• PROBLEM TO SOLVE: In the material below, the lines containing the word "конкурентов" are required; copy each of them.

• RECORDS:

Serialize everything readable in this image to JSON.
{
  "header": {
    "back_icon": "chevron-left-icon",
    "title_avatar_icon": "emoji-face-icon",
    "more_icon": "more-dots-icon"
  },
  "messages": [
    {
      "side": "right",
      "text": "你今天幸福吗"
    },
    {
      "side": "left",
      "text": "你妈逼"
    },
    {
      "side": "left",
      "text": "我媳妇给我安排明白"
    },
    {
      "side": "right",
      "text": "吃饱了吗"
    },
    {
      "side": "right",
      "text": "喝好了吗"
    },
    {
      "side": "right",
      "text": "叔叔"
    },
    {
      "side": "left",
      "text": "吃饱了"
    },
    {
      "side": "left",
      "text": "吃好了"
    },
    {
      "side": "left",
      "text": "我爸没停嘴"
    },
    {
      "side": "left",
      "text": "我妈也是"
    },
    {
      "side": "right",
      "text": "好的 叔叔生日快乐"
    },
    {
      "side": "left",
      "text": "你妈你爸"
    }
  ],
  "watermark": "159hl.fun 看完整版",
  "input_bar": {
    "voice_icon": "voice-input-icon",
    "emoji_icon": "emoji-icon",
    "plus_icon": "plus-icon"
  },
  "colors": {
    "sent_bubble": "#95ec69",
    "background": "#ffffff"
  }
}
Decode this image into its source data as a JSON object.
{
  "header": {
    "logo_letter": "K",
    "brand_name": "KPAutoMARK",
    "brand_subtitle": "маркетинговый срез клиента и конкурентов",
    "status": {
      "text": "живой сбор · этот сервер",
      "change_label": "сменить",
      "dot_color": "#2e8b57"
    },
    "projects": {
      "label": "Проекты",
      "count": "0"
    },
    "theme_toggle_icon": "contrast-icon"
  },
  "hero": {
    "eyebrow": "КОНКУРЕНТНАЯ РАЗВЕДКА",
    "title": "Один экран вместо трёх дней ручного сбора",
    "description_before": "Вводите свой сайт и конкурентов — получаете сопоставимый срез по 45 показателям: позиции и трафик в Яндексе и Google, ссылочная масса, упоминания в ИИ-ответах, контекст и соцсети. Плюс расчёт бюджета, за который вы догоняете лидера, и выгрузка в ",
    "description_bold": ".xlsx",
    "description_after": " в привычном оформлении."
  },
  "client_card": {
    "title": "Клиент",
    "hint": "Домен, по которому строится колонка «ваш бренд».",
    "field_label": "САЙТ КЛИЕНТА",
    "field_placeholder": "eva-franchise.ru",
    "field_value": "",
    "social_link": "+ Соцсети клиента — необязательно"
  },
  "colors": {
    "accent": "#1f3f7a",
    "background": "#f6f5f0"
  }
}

• TASK RESPONSE:
    "brand_subtitle": "маркетинговый срез клиента и конкурентов",
    "description_before": "Вводите свой сайт и конкурентов — получаете сопоставимый срез по 45 показателям: позиции и трафик в Яндексе и Google, ссылочная масса, упоминания в ИИ-ответах, контекст и соцсети. Плюс расчёт бюджета, за который вы догоняете лидера, и выгрузка в ",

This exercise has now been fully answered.